Did you know that blood contains less water in winter, slightly concentrating cholesterol? This means your total cholesterol reading could be higher in winter than in summer.
In 2004, a study at the University of Massachusetts Medical Center found that blood cholesterol levels naturally fluctuate throughout the year, rising in the winter and falling in the summer. The most notable changes occurred in those with elevated cholesterol and in women, with levels fluctuating by as much as 18 points and resulting in 22% going over the “official” high-cholesterol mark of 240 mg/dl during winter.
Call to Action:
- Get several cholesterol checks.
- Make sure at least one reading is in the spring or fall, when levels are at a midpoint.
The researchers estimate, cold-weather readings could result in a misdiagnosis of high cholesterol for as many as 3,000,000 Americans.

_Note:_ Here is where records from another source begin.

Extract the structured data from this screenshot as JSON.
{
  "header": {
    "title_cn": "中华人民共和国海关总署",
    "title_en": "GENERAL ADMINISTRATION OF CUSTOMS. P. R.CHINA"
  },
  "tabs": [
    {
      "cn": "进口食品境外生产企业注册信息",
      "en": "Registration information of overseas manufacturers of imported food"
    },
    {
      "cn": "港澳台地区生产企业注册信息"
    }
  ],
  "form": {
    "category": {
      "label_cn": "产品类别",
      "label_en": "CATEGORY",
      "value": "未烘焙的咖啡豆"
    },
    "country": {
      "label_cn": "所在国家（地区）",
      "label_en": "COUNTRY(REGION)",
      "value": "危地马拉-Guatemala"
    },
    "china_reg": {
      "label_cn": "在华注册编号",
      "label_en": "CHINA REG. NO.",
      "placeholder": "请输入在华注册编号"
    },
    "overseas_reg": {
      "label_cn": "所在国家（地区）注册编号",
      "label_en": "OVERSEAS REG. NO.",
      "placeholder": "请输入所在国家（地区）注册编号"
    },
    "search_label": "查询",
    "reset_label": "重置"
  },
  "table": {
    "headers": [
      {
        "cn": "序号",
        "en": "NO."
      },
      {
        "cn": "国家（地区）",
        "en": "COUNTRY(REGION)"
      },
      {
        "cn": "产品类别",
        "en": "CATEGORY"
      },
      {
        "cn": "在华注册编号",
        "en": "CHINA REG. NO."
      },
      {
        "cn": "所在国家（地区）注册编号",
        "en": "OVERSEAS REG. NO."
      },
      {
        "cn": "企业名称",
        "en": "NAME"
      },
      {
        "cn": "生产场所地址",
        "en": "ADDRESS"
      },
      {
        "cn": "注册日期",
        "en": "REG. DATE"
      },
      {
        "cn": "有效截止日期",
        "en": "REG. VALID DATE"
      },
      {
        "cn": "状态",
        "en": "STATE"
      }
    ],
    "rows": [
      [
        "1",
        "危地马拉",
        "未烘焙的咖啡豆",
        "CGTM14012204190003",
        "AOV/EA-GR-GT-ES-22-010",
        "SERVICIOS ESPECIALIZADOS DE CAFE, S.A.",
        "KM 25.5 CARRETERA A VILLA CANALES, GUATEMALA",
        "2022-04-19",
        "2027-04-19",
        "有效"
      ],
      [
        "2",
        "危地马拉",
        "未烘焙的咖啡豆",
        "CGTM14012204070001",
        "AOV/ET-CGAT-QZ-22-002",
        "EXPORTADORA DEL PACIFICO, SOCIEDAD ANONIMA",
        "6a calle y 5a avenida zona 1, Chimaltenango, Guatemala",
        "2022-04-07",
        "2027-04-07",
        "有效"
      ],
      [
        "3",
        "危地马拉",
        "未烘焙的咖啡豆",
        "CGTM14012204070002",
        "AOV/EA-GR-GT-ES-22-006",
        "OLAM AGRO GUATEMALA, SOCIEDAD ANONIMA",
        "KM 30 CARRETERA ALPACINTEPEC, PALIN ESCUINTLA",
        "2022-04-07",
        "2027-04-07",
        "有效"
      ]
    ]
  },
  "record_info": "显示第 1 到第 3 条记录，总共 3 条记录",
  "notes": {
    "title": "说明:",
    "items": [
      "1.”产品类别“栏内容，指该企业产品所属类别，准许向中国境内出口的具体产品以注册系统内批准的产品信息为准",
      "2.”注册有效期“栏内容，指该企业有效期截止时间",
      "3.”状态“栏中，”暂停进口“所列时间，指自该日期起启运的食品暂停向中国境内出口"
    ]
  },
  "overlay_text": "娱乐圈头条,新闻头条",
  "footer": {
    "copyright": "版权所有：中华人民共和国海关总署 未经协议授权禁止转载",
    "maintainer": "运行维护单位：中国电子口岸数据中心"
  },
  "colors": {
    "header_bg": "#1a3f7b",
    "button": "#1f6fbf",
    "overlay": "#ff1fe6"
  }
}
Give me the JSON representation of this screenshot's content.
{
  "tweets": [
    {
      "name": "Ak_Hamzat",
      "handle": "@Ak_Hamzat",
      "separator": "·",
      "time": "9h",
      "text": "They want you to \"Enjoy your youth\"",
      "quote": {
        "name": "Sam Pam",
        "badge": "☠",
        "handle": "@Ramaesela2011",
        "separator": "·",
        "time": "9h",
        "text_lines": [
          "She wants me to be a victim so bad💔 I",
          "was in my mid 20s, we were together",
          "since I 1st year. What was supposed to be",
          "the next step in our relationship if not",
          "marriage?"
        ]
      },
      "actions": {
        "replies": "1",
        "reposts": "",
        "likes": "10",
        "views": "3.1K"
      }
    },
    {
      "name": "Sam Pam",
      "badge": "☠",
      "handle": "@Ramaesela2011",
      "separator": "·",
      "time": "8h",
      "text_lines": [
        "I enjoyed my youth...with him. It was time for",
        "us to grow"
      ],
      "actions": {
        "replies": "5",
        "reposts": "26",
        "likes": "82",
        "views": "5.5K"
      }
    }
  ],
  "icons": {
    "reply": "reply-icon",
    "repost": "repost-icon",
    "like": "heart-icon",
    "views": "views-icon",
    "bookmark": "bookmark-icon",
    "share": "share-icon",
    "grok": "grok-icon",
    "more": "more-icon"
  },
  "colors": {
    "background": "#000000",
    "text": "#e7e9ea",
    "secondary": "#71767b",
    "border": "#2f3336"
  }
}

To your wellness,
(Source of this Tip: Super Foods Health Style, page 12.)